Unless you’ve been under a rock, missed the Grammys and close your eyes while you’re at the grocery store checkout, you’ve probably noticed it’s the 50th anniversary of the Beatles’ arrival in the U.S.
To mark the occasion, there’s a new box set called The Beatles: The U.S. Albums that, more than anything in the band’s recent catalog, is truly the sound of Beatlemania.
The 13-CD set, which compiles the band’s unique U.S. Capitol releases from 1964 to 1966, with 1970's Hey Jude thrown in for good measure, has caused an enormous stir amongst audiophiles, Beatles purists and some first-generation fans.
Since the announcement of the release late last year, the Internet has been alight with hand-wringing over what mixes would be — and should be — used to compile this set. Well, there’s an excellent breakdown of what’s what over at thebeatlesrarity.com, and the truth is that these aren’t really the albums you grew up with. But that doesn’t mean they aren’t still great.

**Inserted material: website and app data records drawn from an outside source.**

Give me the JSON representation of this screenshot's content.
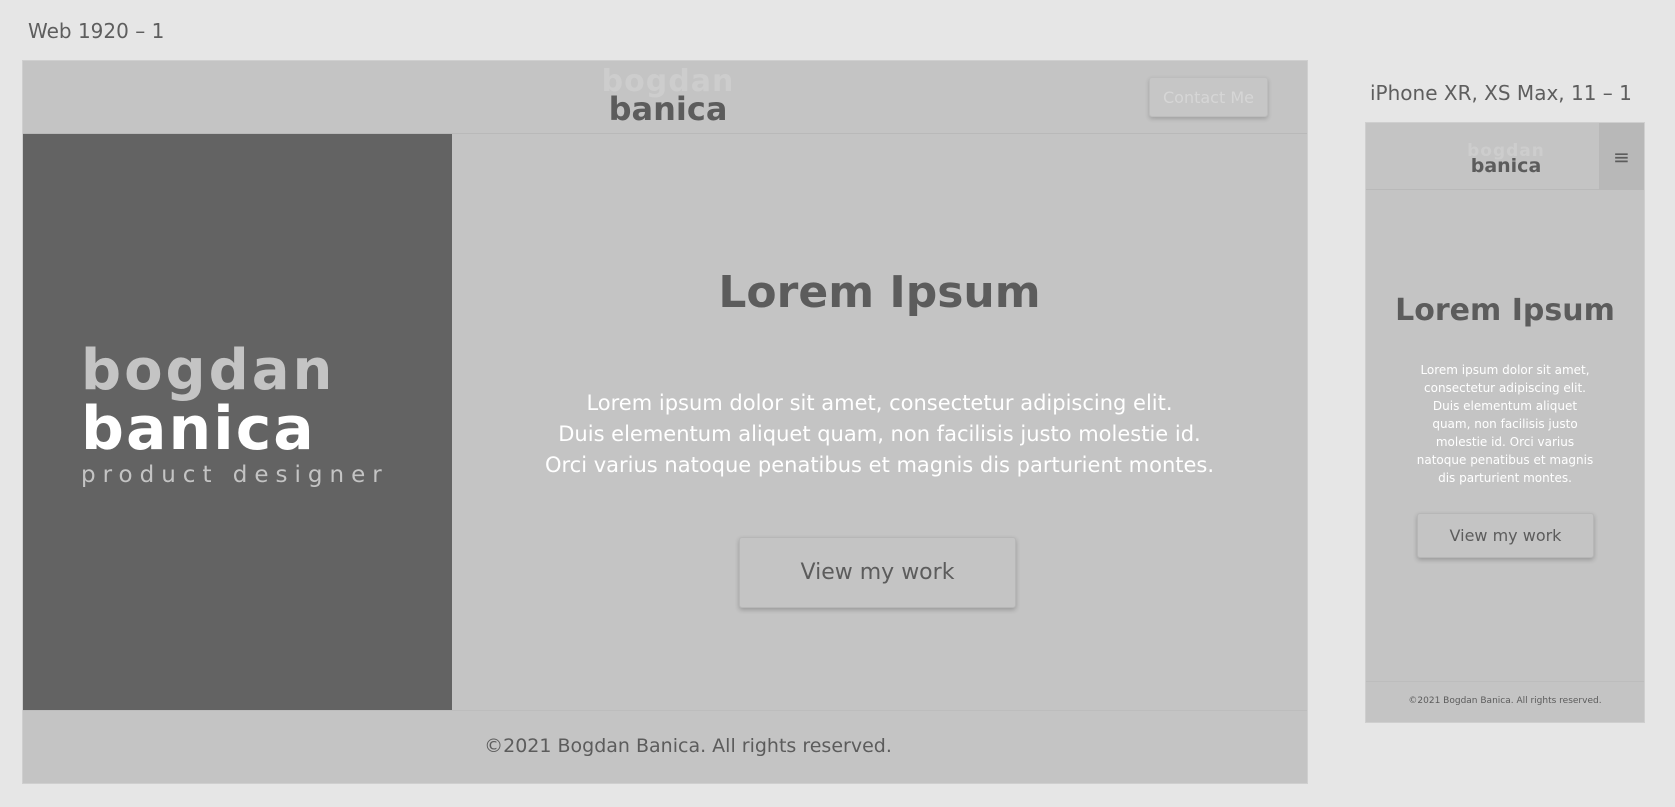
{
  "artboards": {
    "web_label": "Web 1920 – 1",
    "phone_label": "iPhone XR, XS Max, 11 – 1"
  },
  "logo": {
    "line1": "bogdan",
    "line2": "banica"
  },
  "brand": {
    "line1": "bogdan",
    "line2": "banica",
    "tagline": "product designer"
  },
  "header": {
    "contact_label": "Contact Me",
    "menu_icon": "hamburger-icon"
  },
  "hero": {
    "title": "Lorem Ipsum",
    "desktop_lines": [
      "Lorem ipsum dolor sit amet, consectetur adipiscing elit.",
      "Duis elementum aliquet quam, non facilisis justo molestie id.",
      "Orci varius natoque penatibus et magnis dis parturient montes."
    ],
    "mobile_lines": [
      "Lorem ipsum dolor sit amet,",
      "consectetur adipiscing elit.",
      "Duis elementum aliquet",
      "quam, non facilisis justo",
      "molestie id. Orci varius",
      "natoque penatibus et magnis",
      "dis parturient montes."
    ],
    "cta_label": "View my work"
  },
  "footer": {
    "copyright": "©2021 Bogdan Banica. All rights reserved."
  },
  "colors": {
    "canvas": "#e6e6e6",
    "surface": "#c4c4c4",
    "panel": "#636363",
    "text_dark": "#5c5c5c",
    "text_light": "#ffffff"
  }
}
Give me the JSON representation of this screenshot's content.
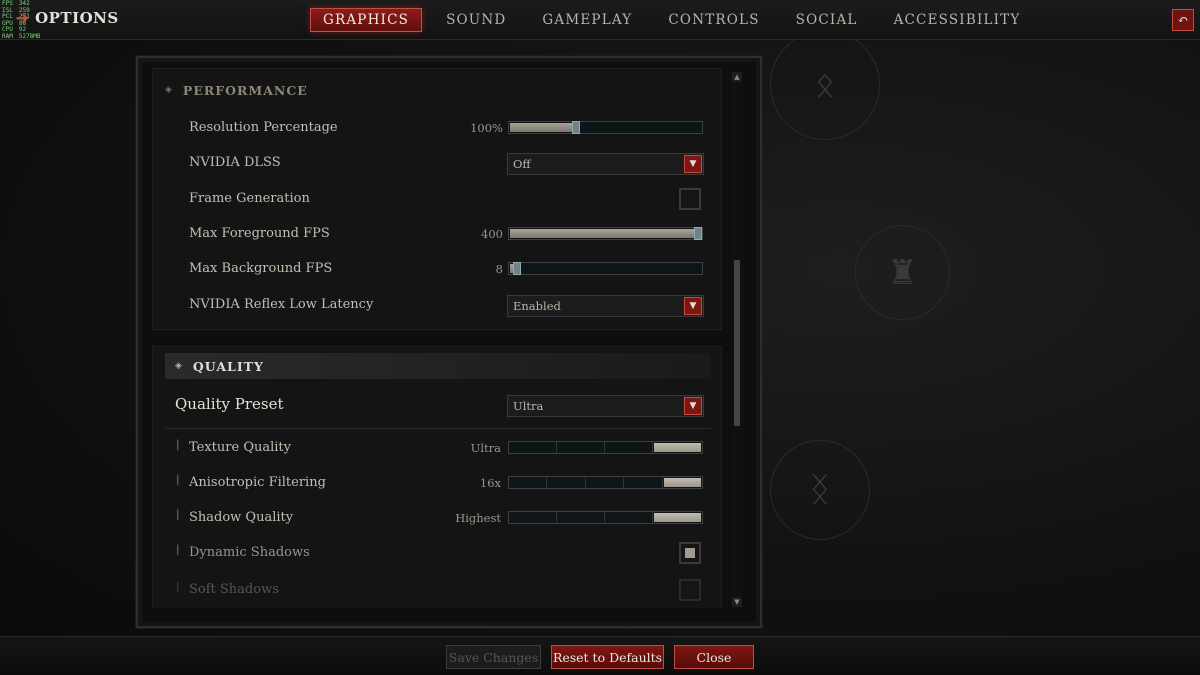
{
  "fps_overlay": [
    {
      "label": "FPS",
      "value": "342"
    },
    {
      "label": "ISL",
      "value": "259"
    },
    {
      "label": "PCL",
      "value": "271"
    },
    {
      "label": "GPU",
      "value": "88"
    },
    {
      "label": "CPU",
      "value": "92"
    },
    {
      "label": "RAM",
      "value": "5278MB"
    }
  ],
  "header": {
    "title": "OPTIONS",
    "tabs": [
      {
        "label": "GRAPHICS",
        "active": true
      },
      {
        "label": "SOUND",
        "active": false
      },
      {
        "label": "GAMEPLAY",
        "active": false
      },
      {
        "label": "CONTROLS",
        "active": false
      },
      {
        "label": "SOCIAL",
        "active": false
      },
      {
        "label": "ACCESSIBILITY",
        "active": false
      }
    ],
    "exit_icon": "return-icon"
  },
  "performance": {
    "header": "PERFORMANCE",
    "resolution_percentage": {
      "label": "Resolution Percentage",
      "value": "100%",
      "level": 0.34
    },
    "nvidia_dlss": {
      "label": "NVIDIA DLSS",
      "value": "Off"
    },
    "frame_generation": {
      "label": "Frame Generation",
      "checked": false
    },
    "max_foreground_fps": {
      "label": "Max Foreground FPS",
      "value": "400",
      "level": 1.0
    },
    "max_background_fps": {
      "label": "Max Background FPS",
      "value": "8",
      "level": 0.02
    },
    "nvidia_reflex": {
      "label": "NVIDIA Reflex Low Latency",
      "value": "Enabled"
    }
  },
  "quality": {
    "header": "QUALITY",
    "preset": {
      "label": "Quality Preset",
      "value": "Ultra"
    },
    "texture_quality": {
      "label": "Texture Quality",
      "value": "Ultra",
      "steps": 4,
      "selected": 4
    },
    "anisotropic_filtering": {
      "label": "Anisotropic Filtering",
      "value": "16x",
      "steps": 5,
      "selected": 5
    },
    "shadow_quality": {
      "label": "Shadow Quality",
      "value": "Highest",
      "steps": 4,
      "selected": 4
    },
    "dynamic_shadows": {
      "label": "Dynamic Shadows",
      "checked": true
    },
    "soft_shadows": {
      "label": "Soft Shadows",
      "checked": false
    }
  },
  "footer": {
    "save_changes": "Save Changes",
    "reset_defaults": "Reset to Defaults",
    "close": "Close"
  },
  "colors": {
    "accent_red": "#7e1612",
    "accent_border": "#c14d42",
    "background": "#111111"
  }
}
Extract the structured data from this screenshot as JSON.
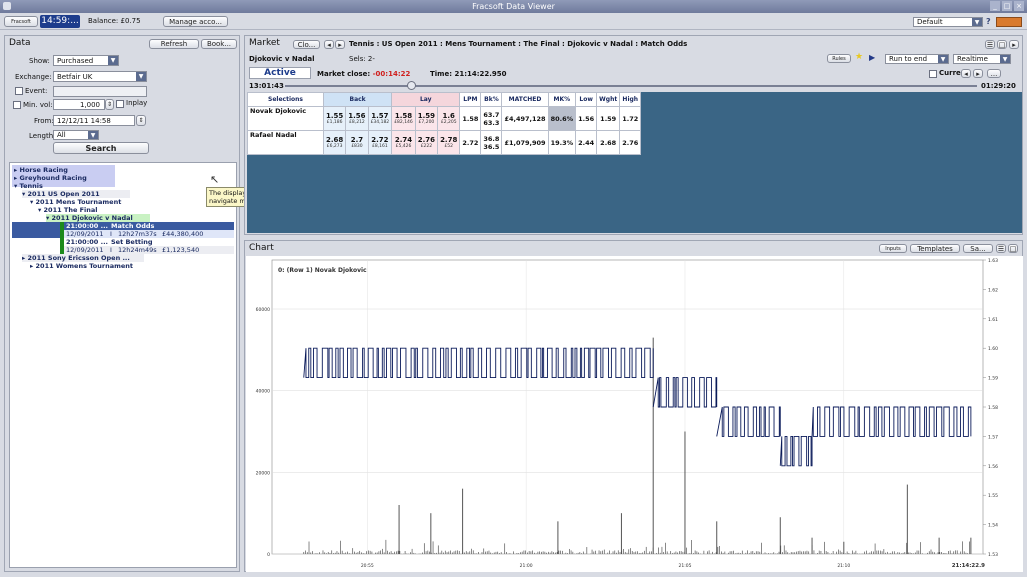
{
  "window": {
    "title": "Fracsoft Data Viewer",
    "controls": [
      "_",
      "□",
      "×"
    ]
  },
  "toolbar": {
    "logo_label": "Fracsoft",
    "clock": "14:59:...",
    "balance": "Balance: £0.75",
    "manage_label": "Manage acco...",
    "profile_value": "Default"
  },
  "data_panel": {
    "title": "Data",
    "refresh_label": "Refresh",
    "book_label": "Book...",
    "show_label": "Show:",
    "show_value": "Purchased",
    "exchange_label": "Exchange:",
    "exchange_value": "Betfair UK",
    "event_label": "Event:",
    "min_vol_label": "Min. vol:",
    "min_vol_value": "1,000",
    "inplay_label": "Inplay",
    "from_label": "From:",
    "from_value": "12/12/11 14:58",
    "length_label": "Length:",
    "length_value": "All",
    "search_label": "Search",
    "tree": {
      "horse": "Horse Racing",
      "grey": "Greyhound Racing",
      "tennis": "Tennis",
      "usopen": "2011 US Open 2011",
      "mens": "2011 Mens Tournament",
      "final": "2011 The Final",
      "match": "2011 Djokovic v Nadal",
      "m1_time": "21:00:00 ...",
      "m1_name": "Match Odds",
      "m1_date": "12/09/2011",
      "m1_sep": "I",
      "m1_dur": "12h27m37s",
      "m1_amt": "£44,380,400",
      "m2_time": "21:00:00 ...",
      "m2_name": "Set Betting",
      "m2_date": "12/09/2011",
      "m2_sep": "I",
      "m2_dur": "12h24m49s",
      "m2_amt": "£1,123,540",
      "sony": "2011 Sony Ericsson Open ...",
      "womens": "2011 Womens Tournament"
    },
    "tooltip_l1": "The display allows you to:",
    "tooltip_l2": "navigate markets, purchase them, and open them"
  },
  "market_panel": {
    "title": "Market",
    "close_label": "Clo...",
    "path": "Tennis : US Open 2011 : Mens Tournament : The Final : Djokovic v Nadal : Match Odds",
    "event_name": "Djokovic v Nadal",
    "sels": "Sels: 2-",
    "rules_label": "Rules",
    "run_value": "Run to end",
    "realtime_value": "Realtime",
    "status": "Active",
    "market_close_label": "Market close:",
    "market_close_value": "-00:14:22",
    "time_label": "Time: 21:14:22.950",
    "current_label": "Current",
    "elapsed": "13:01:43",
    "remaining": "01:29:20",
    "headers": [
      "Selections",
      "Back",
      "Lay",
      "LPM",
      "Bk%",
      "MATCHED",
      "MK%",
      "Low",
      "Wght",
      "High"
    ],
    "rows": [
      {
        "name": "Novak Djokovic",
        "back": [
          [
            "1.55",
            "£1,186"
          ],
          [
            "1.56",
            "£8,212"
          ],
          [
            "1.57",
            "£34,182"
          ]
        ],
        "lay": [
          [
            "1.58",
            "£82,146"
          ],
          [
            "1.59",
            "£7,200"
          ],
          [
            "1.6",
            "£2,205"
          ]
        ],
        "lpm": "1.58",
        "bk1": "63.7",
        "bk2": "63.3",
        "matched": "£4,497,128",
        "mk": "80.6%",
        "low": "1.56",
        "wght": "1.59",
        "high": "1.72"
      },
      {
        "name": "Rafael Nadal",
        "back": [
          [
            "2.68",
            "£6,273"
          ],
          [
            "2.7",
            "£830"
          ],
          [
            "2.72",
            "£8,161"
          ]
        ],
        "lay": [
          [
            "2.74",
            "£5,426"
          ],
          [
            "2.76",
            "£222"
          ],
          [
            "2.78",
            "£52"
          ]
        ],
        "lpm": "2.72",
        "bk1": "36.8",
        "bk2": "36.5",
        "matched": "£1,079,909",
        "mk": "19.3%",
        "low": "2.44",
        "wght": "2.68",
        "high": "2.76"
      }
    ]
  },
  "chart_panel": {
    "title": "Chart",
    "inputs_label": "Inputs",
    "templates_label": "Templates",
    "save_label": "Sa...",
    "chart_title": "0: (Row 1) Novak Djokovic"
  },
  "chart_data": {
    "type": "line",
    "title": "0: (Row 1) Novak Djokovic",
    "x_ticks": [
      "20:55",
      "21:00",
      "21:05",
      "21:10",
      "21:14:22.9"
    ],
    "y_left_ticks": [
      "60000",
      "40000",
      "20000",
      "0"
    ],
    "y_left_range": [
      0,
      72000
    ],
    "y_right_ticks": [
      "1.63",
      "1.62",
      "1.61",
      "1.60",
      "1.59",
      "1.58",
      "1.57",
      "1.56",
      "1.55",
      "1.54",
      "1.53"
    ],
    "y_right_range": [
      1.53,
      1.63
    ],
    "series": [
      {
        "kind": "price-line",
        "segments": [
          {
            "from": "20:53",
            "to": "21:04",
            "low": 1.59,
            "high": 1.6
          },
          {
            "from": "21:04",
            "to": "21:06",
            "low": 1.58,
            "high": 1.59
          },
          {
            "from": "21:06",
            "to": "21:08",
            "low": 1.57,
            "high": 1.58
          },
          {
            "from": "21:08",
            "to": "21:09",
            "low": 1.56,
            "high": 1.57
          },
          {
            "from": "21:09",
            "to": "21:14",
            "low": 1.57,
            "high": 1.58
          }
        ]
      },
      {
        "kind": "volume-bars",
        "spikes": [
          {
            "t": "20:56",
            "v": 12000
          },
          {
            "t": "20:57",
            "v": 10000
          },
          {
            "t": "20:58",
            "v": 16000
          },
          {
            "t": "21:01",
            "v": 8000
          },
          {
            "t": "21:03",
            "v": 10000
          },
          {
            "t": "21:04",
            "v": 53000
          },
          {
            "t": "21:05",
            "v": 30000
          },
          {
            "t": "21:06",
            "v": 8000
          },
          {
            "t": "21:08",
            "v": 9000
          },
          {
            "t": "21:09",
            "v": 4000
          },
          {
            "t": "21:10",
            "v": 3000
          },
          {
            "t": "21:12",
            "v": 17000
          },
          {
            "t": "21:13",
            "v": 4000
          },
          {
            "t": "21:14",
            "v": 4000
          }
        ]
      }
    ],
    "grid": true
  }
}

“It seems like a bit of a scam not to use the original Capitol mixes,” musician Marshall Crenshaw, who’s also an alum of the late-1970s Broadway show Beatlemania!, told me recently when we chatted about the set. “I think the compression and the echo that they used in putting together those releases were a really important part of what made those records sound the way they did and what made them special.”
Crenshaw is right. But there are also plenty of places to find perhaps the first great rock and roll record, The Beatles Second Album, or the proto-folk perfection of the U.S. Rubber Soul and all of their bastard U.S. brothers, albums that bear no correlation to the Beatles’ U.K. catalog.
We’ve already had two volumes (eight CDs) of the Capitol Versions series, which were low budget but true to the original versions of the albums; armfuls of bootlegs, including the near-perfect Dr. Ebbetts releases that any industrious fan who can spell e-b-a-y can find, and, of course, the original vinyl versions, which still line used record and Goodwill stores everywhere.
So perhaps these aren’t the albums you bought in the mid-Sixties. But in this singles-driven, iTunes world we live in, not only would the “duophonic” (fake stereo) mixes on those original LPs be unacceptable to more casual fans, but even songs that were more or less direct transfers by Capitol in the 1960s that we got a sampling of on CD in those Capitol Versions sets pale in comparison to the recent 2009 remasters Apple painstakingly prepared.
In other words, think of it from the Beatles’ point of view. Millions of people every year are buying your music, mostly as single downloads via iTunes and other digital services, and only a small (if very loyal) percentage of them expect to hear things exactly as they did in 1964. Rather, you’d certainly turn off any teenager, or “civilian” fan for that matter, who might download “She’s A Woman” or “I Feel Fine” in the fake stereo versions prepared by the infamous Beatle-hating Capitol exec Dave Dexter.
So with that in mind, and on those relative merits, The U.S. Albums is a fantastic set. There are five albums from 1964 alone that spell out the doom of the adult-oriented world so prevalent in the pre-Beatles years in big, bold letters. By the time of the 1965 and ’66 albums, it’s truly game over, and the power and commercial influence of the burgeoning youth culture has truly taken hold.
There are certainly things for diehards to quibble about. While Apple did try to recreate the early-Sixties experience by adding reverb to some of the 2009 remasters, many of the mono fold-down mixes or mixes unique to Capitol’s original releases are missing. And the oomph of the over-compressed Dexter tracks is gone, especially on the Second Album.
But the overall listening experience of hearing these albums in pristine quality is probably worth it for most casual fans. The packaging, too, is top-notch, and the booklet, with an excellent essay from Bill Flanagan, includes some great pictures, though don’t expect the level of detail afforded the 2009 CD or 2010 vinyl remaster sets.
In the end, I suppose a little perspective is warranted. “Serious” fans were just given a wonderful surprise holiday gift in the 1963 Bootleg release. So if this one is more for the casual or younger fan, curious to revisit or learn what all the fuss was about in those months after JFKs assassination, when the world was turned upside down by four working-class kids from Liverpool, I say let them have it.
Jeff Slate is a NYC-based solo singer-songwriter and music journalist. He founded and fronted the band the Badge for 15 years beginning in 1997 and has worked with Pete Townshend, Earl Slick, Carlos Alomar, Steve Holley, Laurence Juber and countless others. He has interviewed and written about everyone from the Beatles and Kiss to Monty Python and rock musicals on Broadway. He is an avid collector of rock and roll books and bootlegs and has an encyclopedic knowledge of all things Dylan and the Beatles. For more information, visit jeffslate.net.